START Provided data

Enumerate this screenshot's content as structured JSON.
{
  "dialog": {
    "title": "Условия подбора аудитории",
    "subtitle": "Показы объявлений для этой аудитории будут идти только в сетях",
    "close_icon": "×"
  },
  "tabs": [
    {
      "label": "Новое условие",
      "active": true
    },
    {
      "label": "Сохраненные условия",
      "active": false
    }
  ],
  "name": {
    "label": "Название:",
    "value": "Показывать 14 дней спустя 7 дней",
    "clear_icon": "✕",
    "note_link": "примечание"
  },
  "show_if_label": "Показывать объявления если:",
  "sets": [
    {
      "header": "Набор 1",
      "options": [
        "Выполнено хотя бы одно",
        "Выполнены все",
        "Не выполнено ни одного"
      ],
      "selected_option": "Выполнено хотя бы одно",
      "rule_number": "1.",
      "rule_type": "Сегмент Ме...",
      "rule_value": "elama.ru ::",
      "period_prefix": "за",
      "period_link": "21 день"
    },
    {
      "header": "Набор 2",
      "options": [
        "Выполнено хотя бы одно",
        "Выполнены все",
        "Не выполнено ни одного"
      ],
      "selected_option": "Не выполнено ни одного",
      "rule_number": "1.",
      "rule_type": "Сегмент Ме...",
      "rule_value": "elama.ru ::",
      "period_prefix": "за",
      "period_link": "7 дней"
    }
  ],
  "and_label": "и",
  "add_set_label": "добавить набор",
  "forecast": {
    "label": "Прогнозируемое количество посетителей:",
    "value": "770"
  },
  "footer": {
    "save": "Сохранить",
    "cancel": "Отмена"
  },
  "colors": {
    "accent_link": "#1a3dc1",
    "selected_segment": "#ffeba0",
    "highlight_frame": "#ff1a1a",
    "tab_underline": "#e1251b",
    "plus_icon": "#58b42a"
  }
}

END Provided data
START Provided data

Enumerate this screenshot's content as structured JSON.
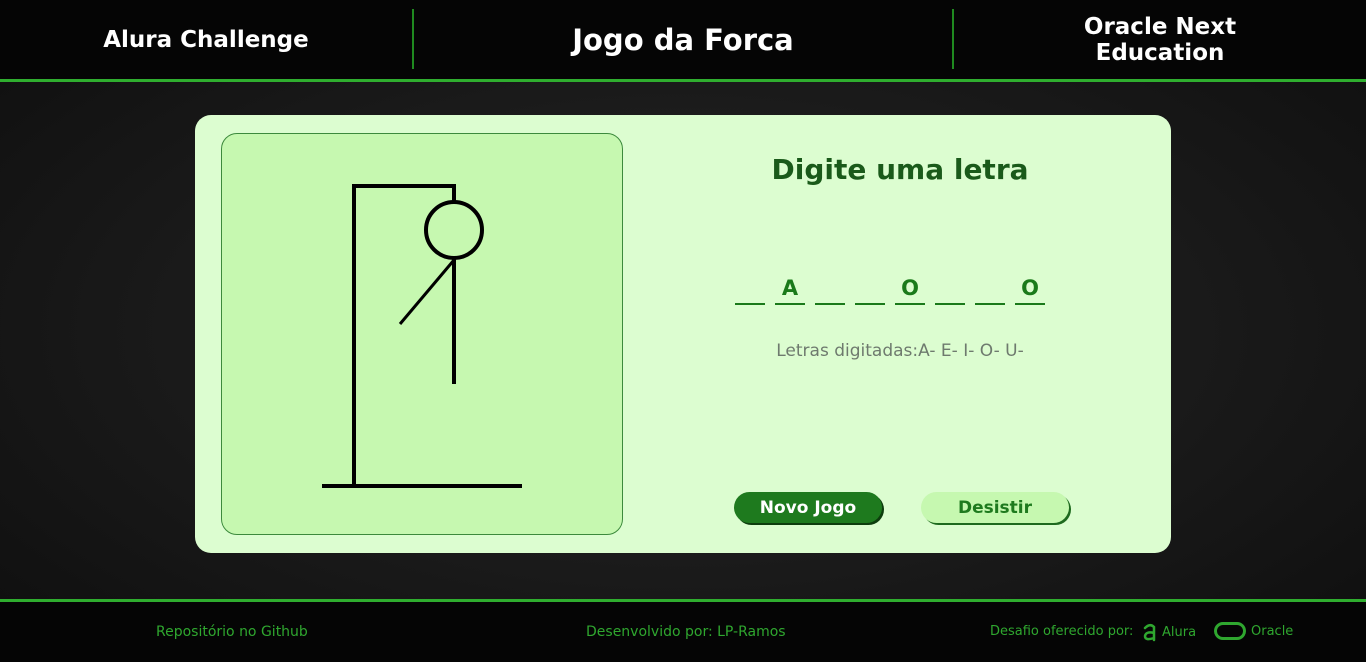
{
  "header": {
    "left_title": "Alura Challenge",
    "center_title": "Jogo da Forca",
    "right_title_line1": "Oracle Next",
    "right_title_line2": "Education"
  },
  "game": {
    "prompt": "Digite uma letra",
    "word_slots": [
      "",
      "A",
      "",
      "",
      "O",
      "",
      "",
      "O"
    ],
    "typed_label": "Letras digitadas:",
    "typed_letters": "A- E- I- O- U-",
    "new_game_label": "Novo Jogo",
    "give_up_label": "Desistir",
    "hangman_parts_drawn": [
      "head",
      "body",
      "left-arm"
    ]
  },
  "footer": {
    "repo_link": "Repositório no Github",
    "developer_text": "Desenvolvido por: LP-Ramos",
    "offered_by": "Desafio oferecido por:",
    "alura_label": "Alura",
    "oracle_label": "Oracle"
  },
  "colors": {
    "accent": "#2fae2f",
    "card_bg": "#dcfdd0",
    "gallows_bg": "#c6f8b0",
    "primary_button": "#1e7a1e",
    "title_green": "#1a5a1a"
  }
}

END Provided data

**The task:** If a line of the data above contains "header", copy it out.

**Response to the exercise:**
      "header": "Набор 1",
      "header": "Набор 2",
  "header": {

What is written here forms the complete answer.